Nobody has time to learn. So goes the mantra (complaint?) of most learning and development professionals. In a new CEB study, heads of L&D cite “employee time to learn” as the biggest challenge to delivering learning to their employees. To deal with this challenge, most L&D functions have moved beyond the classroom to deliver learning through new channels. In fact, two-thirds of L&D functions have increased the number of learning channels they offer in the last three years alone.
Unfortunately, simply increasing the number of channels is not enough. Despite the increase in new channels of learning, only 43 percent of employees say learning is easy to access when and where they need it. Simply making learning available does not make it accessible.

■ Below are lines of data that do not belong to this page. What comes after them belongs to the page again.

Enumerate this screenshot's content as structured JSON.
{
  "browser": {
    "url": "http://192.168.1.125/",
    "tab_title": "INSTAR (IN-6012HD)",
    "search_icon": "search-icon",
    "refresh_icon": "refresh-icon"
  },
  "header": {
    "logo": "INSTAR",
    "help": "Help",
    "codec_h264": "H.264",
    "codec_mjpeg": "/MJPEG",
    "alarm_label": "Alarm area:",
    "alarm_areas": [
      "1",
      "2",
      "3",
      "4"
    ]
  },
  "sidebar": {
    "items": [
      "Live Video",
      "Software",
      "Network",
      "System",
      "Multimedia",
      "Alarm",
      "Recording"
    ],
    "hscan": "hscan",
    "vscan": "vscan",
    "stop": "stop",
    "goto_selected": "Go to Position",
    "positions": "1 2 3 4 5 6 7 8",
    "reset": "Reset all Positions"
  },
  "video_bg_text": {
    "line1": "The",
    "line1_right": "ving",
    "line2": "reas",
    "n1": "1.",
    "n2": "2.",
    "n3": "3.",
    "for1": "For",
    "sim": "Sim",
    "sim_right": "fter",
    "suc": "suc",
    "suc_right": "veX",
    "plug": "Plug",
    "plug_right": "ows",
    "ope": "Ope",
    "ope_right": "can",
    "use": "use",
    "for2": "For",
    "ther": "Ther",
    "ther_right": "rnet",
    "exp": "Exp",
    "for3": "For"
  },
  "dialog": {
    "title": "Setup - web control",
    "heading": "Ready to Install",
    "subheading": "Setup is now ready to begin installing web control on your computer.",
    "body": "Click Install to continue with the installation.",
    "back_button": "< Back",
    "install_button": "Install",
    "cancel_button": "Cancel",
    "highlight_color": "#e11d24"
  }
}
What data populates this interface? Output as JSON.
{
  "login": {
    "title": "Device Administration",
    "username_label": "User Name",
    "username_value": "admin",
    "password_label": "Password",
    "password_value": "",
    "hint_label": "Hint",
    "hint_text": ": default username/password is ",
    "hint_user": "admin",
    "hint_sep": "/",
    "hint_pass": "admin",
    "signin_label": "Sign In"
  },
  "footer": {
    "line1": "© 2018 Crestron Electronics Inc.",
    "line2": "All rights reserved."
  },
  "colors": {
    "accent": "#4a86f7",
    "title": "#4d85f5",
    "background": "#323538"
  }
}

Employees today are overwhelmed by the amount of learning choices available. They cannot find the learning they need at their moment of need.
The best organizations are placing learning solutions when and where employees can access them most easily. Leanne Drennan, a senior consultant for learning strategy and design at IBM’s Center for Advanced Learning, explains in TD Magazine how they have changed the way they deliver learning to ensure that employees can access what they need, when and where they need it:
The coding community site Stack Overflow’s annual developer survey contains answers from a total of 56,000 programmers to 45 questions about their jobs, professional interests, educational backgrounds, and lifestyles. Though not a scientifically rigorous study, the survey’s massive sample size offers some interesting insights into this coveted cohort of tech talent. Michael J. Coren at Quartz parses the survey:
Most of the developers who responded to the survey don’t work for software or internet companies anymore: 62% are in finance, consulting, health care, retail, manufacturing, and other industries. …
Self-taught developers dominate technology: 69% of the developers who responded to the survey are at least partly self-taught, and fewer than half hold a formal degree in computer science. In a trend spreading to other fields, many are choosing ways to learn that offer everything but a degree: online courses, bootcamps, on-the job training, and collaborating with peers.
What’s the financial value of those five extra years in school for a computer science PhD? Less than you might think, according to Stack Overflow’s survey. Those who “learned on their own” report earning about $104,000, compared to PhDs who take home about $122,000.
Many developers don’t find jobs by searching listings. “A huge percentage of the greatest talent is not looking,” says Jay Hanlon who leads community growth at Stack Overflow. “These people never hit what you would consider the job market.”